Banks are accustomed to taking on financial risk and generating profit from it. It is the premise of their business models. But nonfinancial risk, whether related to compliance failures, misconduct, technology, or operational challenges, has only a downside. And the downside can be large.
Foremost are the financial consequences. Between 2008 and 2012, the top ten banks globally lost close to $200 billion through litigation, compensation claims, and operational mishaps. At least 17 incidents racked up losses of more than $1 billion each; another 65 incidents each resulted in losses above $100 million.
Yet the direct financial consequences of non financial risk are not the only concern. The reputational damage wrought can hit a bank hard at a time when customers, shareholders, and public stakeholders are questioning banks’ business models. And there are also the personal consequences for senior managers, whom regulators increasingly hold accountable for misconduct or failure to comply with laws and regulations. All of this, and the prospect of still tighter regulation, puts considerable pressure on banks to manage non financial risk better.
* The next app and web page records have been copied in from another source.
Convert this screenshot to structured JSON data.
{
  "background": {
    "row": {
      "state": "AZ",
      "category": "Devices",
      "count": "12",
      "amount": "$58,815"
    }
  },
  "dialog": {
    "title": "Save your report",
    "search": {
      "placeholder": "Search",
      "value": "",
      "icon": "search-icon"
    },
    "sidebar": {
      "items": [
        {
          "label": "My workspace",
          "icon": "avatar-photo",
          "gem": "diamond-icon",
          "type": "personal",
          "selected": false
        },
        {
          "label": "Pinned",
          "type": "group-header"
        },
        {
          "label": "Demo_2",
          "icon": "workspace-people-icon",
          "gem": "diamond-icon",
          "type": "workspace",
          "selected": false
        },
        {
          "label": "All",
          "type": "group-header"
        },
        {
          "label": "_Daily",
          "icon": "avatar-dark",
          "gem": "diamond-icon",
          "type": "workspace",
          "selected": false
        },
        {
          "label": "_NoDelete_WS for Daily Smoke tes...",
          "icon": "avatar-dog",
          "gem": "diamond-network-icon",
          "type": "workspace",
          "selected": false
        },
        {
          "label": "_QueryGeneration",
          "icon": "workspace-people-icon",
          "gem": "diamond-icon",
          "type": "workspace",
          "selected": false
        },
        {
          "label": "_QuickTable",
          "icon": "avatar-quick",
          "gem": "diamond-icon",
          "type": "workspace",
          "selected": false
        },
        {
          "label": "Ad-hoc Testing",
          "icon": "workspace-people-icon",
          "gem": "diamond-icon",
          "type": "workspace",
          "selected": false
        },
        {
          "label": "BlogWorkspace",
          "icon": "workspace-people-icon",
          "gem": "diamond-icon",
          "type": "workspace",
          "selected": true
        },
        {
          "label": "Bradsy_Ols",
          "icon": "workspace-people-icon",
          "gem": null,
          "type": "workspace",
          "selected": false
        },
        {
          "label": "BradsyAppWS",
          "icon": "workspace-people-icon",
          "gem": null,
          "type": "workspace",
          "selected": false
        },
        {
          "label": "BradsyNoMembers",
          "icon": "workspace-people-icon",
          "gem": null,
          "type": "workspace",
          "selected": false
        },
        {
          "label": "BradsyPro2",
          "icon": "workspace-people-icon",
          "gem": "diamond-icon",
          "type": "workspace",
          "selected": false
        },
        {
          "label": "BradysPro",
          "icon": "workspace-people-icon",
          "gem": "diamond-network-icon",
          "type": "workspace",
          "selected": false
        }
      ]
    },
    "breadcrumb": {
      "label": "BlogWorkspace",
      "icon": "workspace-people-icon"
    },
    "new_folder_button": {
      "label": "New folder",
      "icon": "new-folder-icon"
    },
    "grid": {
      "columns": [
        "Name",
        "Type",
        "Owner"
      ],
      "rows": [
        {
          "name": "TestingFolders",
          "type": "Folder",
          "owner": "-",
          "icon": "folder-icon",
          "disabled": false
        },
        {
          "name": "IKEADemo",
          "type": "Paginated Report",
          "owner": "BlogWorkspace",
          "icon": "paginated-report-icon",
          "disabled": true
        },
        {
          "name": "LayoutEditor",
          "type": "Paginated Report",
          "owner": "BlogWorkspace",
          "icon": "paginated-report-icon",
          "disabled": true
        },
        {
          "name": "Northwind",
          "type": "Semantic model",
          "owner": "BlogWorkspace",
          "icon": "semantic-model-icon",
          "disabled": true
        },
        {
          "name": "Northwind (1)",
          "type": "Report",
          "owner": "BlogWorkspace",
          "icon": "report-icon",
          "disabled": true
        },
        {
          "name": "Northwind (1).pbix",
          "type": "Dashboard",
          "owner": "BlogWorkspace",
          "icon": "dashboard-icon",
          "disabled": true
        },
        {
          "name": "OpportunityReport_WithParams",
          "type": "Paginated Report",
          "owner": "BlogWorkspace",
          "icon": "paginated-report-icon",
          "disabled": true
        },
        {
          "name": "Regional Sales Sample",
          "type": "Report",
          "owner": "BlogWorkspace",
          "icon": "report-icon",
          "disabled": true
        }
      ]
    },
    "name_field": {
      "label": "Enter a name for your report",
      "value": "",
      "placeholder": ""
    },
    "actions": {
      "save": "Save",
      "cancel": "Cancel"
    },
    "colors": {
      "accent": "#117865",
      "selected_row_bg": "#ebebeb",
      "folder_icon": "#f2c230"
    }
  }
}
Many have already invested heavily to do so, boosting head counts, creating new governance structures, and making operational improvements to control risks related to compliance, fraud, and IT. Yet the mitigation of NFR remains elusive. Much time is spent firefighting and remediating audit findings, yet too often there is no warning of when or where the next risk might materialise.